With the first stages of re-opening revolving mainly around outdoor dining, Waterson believes that the grants can also be used for setting up the right infrastructure for an outdoors offering. For CBD-based venues, Waterson says the industry has been having very productive conversations with the City Of Melbourne to create an outdoor dining model similar to what has been created in New York recently.
“There’s quite substantial discussions with Melbourne City Council about how that would work, and they’ve been incredibly engaging so we’ve been quite grateful to them. They’ve been very helpful, to the extent of looking at where we might be able to close off roads and create spaces around CBD-based venues.”
Once a CBD model for outdoor dining has been finalised, Waterson hopes the industry can then engage with other LGAs about similar prospects.
“We’re going to have to do it in order to get capacity, because in the absence of indoor dining before 23 November, it’s really quite concerning for what is obviously the peak time of year.”
Review of capacity restrictions
While the financial support has been welcomed, the industry is still crying out for a review of the new three-month roadmap to re-opening, with operators clamouring to re-open sooner.
“Health is the priority, we all agree on this. But the roadmap only leaves us with hope, which doesn’t give us enough motivation to keep going. It’s a delayed, unworkable roadmap based on zero averages after constantly changing goal posts from social distancing measures, numbers, formulas, maximum people per room vs space,” commented Leisa and Ryan Wheatland, owners of the Bush Hotel in Toorak.
There is also some concern that getting to the 14-day averages that would allow the industry to move from one step to another would take longer than the current timeline the Government has outlaid.
“It just seems a long way away from where we are to have less than five cases a week over a two-week period by the end of October in order to even open outdoors – considering that Sydney has been doing 8-10 [cases per day] and managing it quite well,” stated Waterson.

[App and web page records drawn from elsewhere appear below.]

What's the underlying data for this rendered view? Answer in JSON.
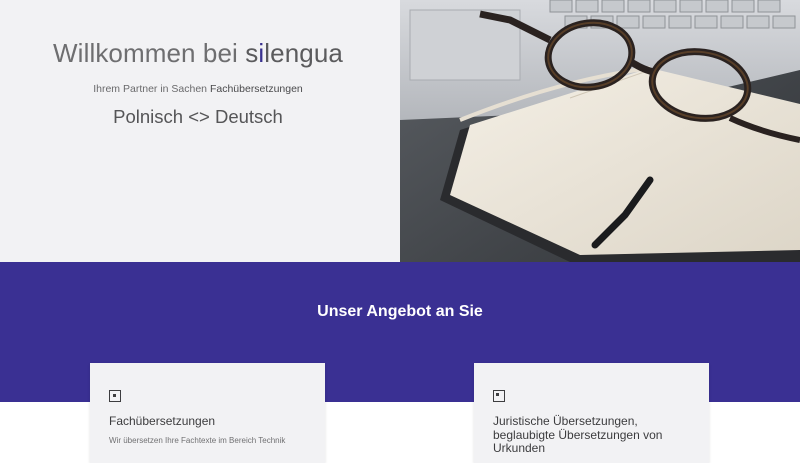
{
  "hero": {
    "title_prefix": "Willkommen bei ",
    "brand_s": "s",
    "brand_i": "i",
    "brand_rest": "lengua",
    "subtitle_prefix": "Ihrem Partner in Sachen ",
    "subtitle_bold": "Fachübersetzungen",
    "languages": "Polnisch <> Deutsch",
    "image_alt": "glasses-on-notebook-photo"
  },
  "offer": {
    "title": "Unser Angebot an Sie",
    "cards": [
      {
        "icon": "square-dot-icon",
        "heading": "Fachübersetzungen",
        "text": "Wir übersetzen Ihre Fachtexte im Bereich Technik"
      },
      {
        "icon": "square-dot-icon",
        "heading": "Juristische Übersetzungen, beglaubigte Übersetzungen von Urkunden"
      }
    ]
  },
  "colors": {
    "accent": "#3a3093",
    "hero_bg": "#f2f2f4",
    "card_bg": "#f2f2f4"
  }
}
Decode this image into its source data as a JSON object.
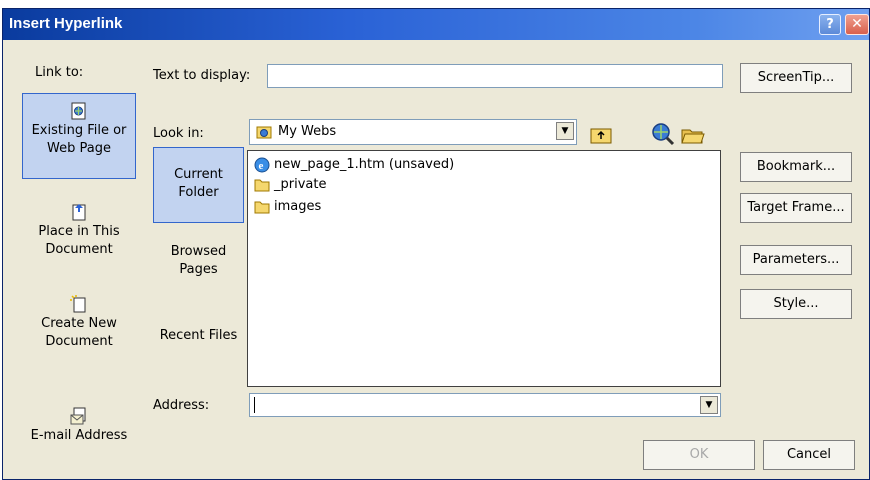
{
  "window": {
    "title": "Insert Hyperlink",
    "help_glyph": "?",
    "close_glyph": "✕"
  },
  "link_to": {
    "label": "Link to:",
    "items": [
      {
        "label": "Existing File or Web Page",
        "icon": "web-page-icon",
        "selected": true
      },
      {
        "label": "Place in This Document",
        "icon": "document-place-icon",
        "selected": false
      },
      {
        "label": "Create New Document",
        "icon": "new-document-icon",
        "selected": false
      },
      {
        "label": "E-mail Address",
        "icon": "email-icon",
        "selected": false
      }
    ]
  },
  "text_to_display": {
    "label": "Text to display:",
    "value": ""
  },
  "look_in": {
    "label": "Look in:",
    "value": "My Webs",
    "tools": [
      "up-folder-icon",
      "browse-web-icon",
      "open-folder-icon"
    ]
  },
  "sidebar": {
    "items": [
      {
        "label": "Current Folder",
        "selected": true
      },
      {
        "label": "Browsed Pages",
        "selected": false
      },
      {
        "label": "Recent Files",
        "selected": false
      }
    ]
  },
  "files": [
    {
      "name": "new_page_1.htm (unsaved)",
      "icon": "ie-page-icon"
    },
    {
      "name": "_private",
      "icon": "folder-icon"
    },
    {
      "name": "images",
      "icon": "folder-icon"
    }
  ],
  "address": {
    "label": "Address:",
    "value": ""
  },
  "buttons": {
    "screentip": "ScreenTip...",
    "bookmark": "Bookmark...",
    "target_frame": "Target Frame...",
    "parameters": "Parameters...",
    "style": "Style...",
    "ok": "OK",
    "cancel": "Cancel"
  },
  "colors": {
    "titlebar": "#2a62d6",
    "dialog_bg": "#ece9d8",
    "selection": "#c2d3f0",
    "folder": "#f5d76e"
  }
}
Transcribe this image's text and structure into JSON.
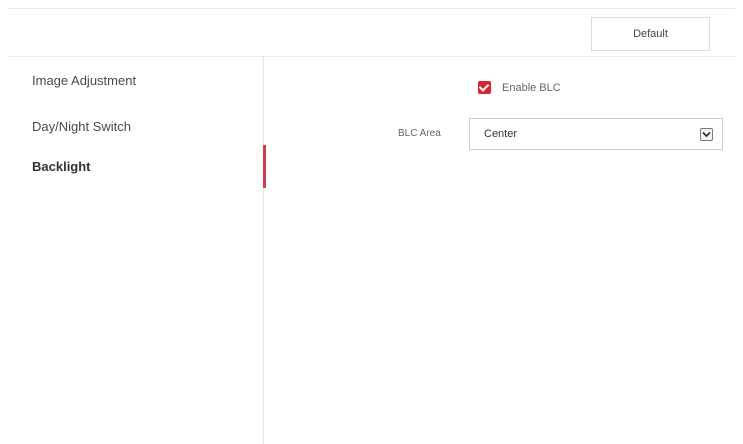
{
  "toolbar": {
    "default_label": "Default"
  },
  "sidebar": {
    "items": [
      {
        "label": "Image Adjustment",
        "active": false
      },
      {
        "label": "Day/Night Switch",
        "active": false
      },
      {
        "label": "Backlight",
        "active": true
      }
    ]
  },
  "backlight": {
    "enable_blc_label": "Enable BLC",
    "enable_blc_checked": true,
    "blc_area_label": "BLC Area",
    "blc_area_value": "Center"
  },
  "colors": {
    "accent": "#d8262e",
    "active_indicator": "#cf3f4a"
  },
  "icons": {
    "checkbox": "checkbox-checked-icon",
    "dropdown": "chevron-down-icon"
  }
}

Besides the financial toll, the other concern is that staff at a venue level are leaving the industry in Melbourne in significant numbers, looking for work in sectors they believe to be more secure.
“We have staff leaving the industry in droves. It’s been six months, and in the current timelines, it could be nine months to a year. Who else could withstand that?” questioned Sand Hill Road director Andy Mullins.
At AVC, the company immediately lost 20 per cent of its workforce when the pandemic started, as most visa holders who were not eligible for JobKeeper left the country. But since then, staff in Melbourne have been moving to different sectors or cities.
“We’ve had five venue managers alone who have made the decision to move to Queensland, for example. So you’ve already got a flight from Melbourne to other locations and its hard to see how you’re going to attract people from outside Melbourne to the city’s hospitality sector, certainly in the short to medium-term,” stated Waterson.
Victoria’s hospitality operators continue to urge the Government to reconsider its re-opening plan and engage with the industry in more meaningful consultations.
Image: Imperial Hotel Bourke Street/Facebook.